• Data in this exercise
===
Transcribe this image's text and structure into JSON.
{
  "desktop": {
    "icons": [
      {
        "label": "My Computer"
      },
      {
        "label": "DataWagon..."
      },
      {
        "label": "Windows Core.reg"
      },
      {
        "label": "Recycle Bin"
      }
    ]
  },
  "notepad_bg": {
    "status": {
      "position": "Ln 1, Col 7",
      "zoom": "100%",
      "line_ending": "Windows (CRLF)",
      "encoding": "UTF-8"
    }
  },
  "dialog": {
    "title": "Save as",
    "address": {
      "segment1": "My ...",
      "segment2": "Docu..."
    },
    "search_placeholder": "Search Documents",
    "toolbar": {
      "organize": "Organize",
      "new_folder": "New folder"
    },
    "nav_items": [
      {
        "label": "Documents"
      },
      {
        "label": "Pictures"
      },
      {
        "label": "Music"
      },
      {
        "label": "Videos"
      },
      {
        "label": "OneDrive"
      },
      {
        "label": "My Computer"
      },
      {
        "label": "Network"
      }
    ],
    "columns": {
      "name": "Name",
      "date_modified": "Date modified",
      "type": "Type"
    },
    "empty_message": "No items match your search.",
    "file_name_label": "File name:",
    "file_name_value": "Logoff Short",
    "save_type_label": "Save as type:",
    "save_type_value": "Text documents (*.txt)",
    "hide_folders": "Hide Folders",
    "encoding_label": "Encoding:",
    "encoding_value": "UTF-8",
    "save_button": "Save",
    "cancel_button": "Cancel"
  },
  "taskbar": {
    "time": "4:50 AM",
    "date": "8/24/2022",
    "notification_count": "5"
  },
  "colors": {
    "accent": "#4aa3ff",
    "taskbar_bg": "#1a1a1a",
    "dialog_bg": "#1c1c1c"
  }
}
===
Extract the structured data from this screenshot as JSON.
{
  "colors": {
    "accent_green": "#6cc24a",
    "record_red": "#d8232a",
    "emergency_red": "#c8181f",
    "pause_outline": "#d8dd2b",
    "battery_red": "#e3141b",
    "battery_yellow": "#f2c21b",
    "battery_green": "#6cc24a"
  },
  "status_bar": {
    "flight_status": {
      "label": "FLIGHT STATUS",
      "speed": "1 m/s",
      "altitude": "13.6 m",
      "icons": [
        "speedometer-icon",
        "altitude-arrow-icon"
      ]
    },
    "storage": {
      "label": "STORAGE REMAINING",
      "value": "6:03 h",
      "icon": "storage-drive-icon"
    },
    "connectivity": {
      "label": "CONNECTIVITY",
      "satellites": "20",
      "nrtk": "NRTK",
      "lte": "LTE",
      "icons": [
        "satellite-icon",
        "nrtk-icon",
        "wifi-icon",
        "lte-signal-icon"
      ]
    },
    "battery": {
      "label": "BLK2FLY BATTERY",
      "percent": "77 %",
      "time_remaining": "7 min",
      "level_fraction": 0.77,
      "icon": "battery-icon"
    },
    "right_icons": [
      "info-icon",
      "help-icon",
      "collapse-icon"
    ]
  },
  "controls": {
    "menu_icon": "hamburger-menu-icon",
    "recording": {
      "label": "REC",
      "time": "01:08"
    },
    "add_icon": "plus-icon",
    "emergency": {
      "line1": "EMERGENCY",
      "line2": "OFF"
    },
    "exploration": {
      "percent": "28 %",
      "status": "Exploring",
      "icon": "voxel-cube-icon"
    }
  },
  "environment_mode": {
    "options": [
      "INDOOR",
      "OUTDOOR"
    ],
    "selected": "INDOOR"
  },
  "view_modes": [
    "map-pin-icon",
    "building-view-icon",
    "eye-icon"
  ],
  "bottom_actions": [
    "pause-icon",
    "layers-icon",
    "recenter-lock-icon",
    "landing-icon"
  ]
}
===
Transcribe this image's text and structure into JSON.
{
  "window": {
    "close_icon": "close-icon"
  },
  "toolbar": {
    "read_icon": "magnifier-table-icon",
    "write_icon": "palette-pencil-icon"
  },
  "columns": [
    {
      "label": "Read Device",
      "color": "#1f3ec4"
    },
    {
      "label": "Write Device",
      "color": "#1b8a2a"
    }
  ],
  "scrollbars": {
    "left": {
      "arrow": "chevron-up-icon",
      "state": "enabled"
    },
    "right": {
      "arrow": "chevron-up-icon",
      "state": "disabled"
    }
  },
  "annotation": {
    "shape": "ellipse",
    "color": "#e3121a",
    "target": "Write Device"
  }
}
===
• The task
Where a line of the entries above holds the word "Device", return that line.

• Expected answer
      "label": "Read Device",
      "label": "Write Device",
    "target": "Write Device"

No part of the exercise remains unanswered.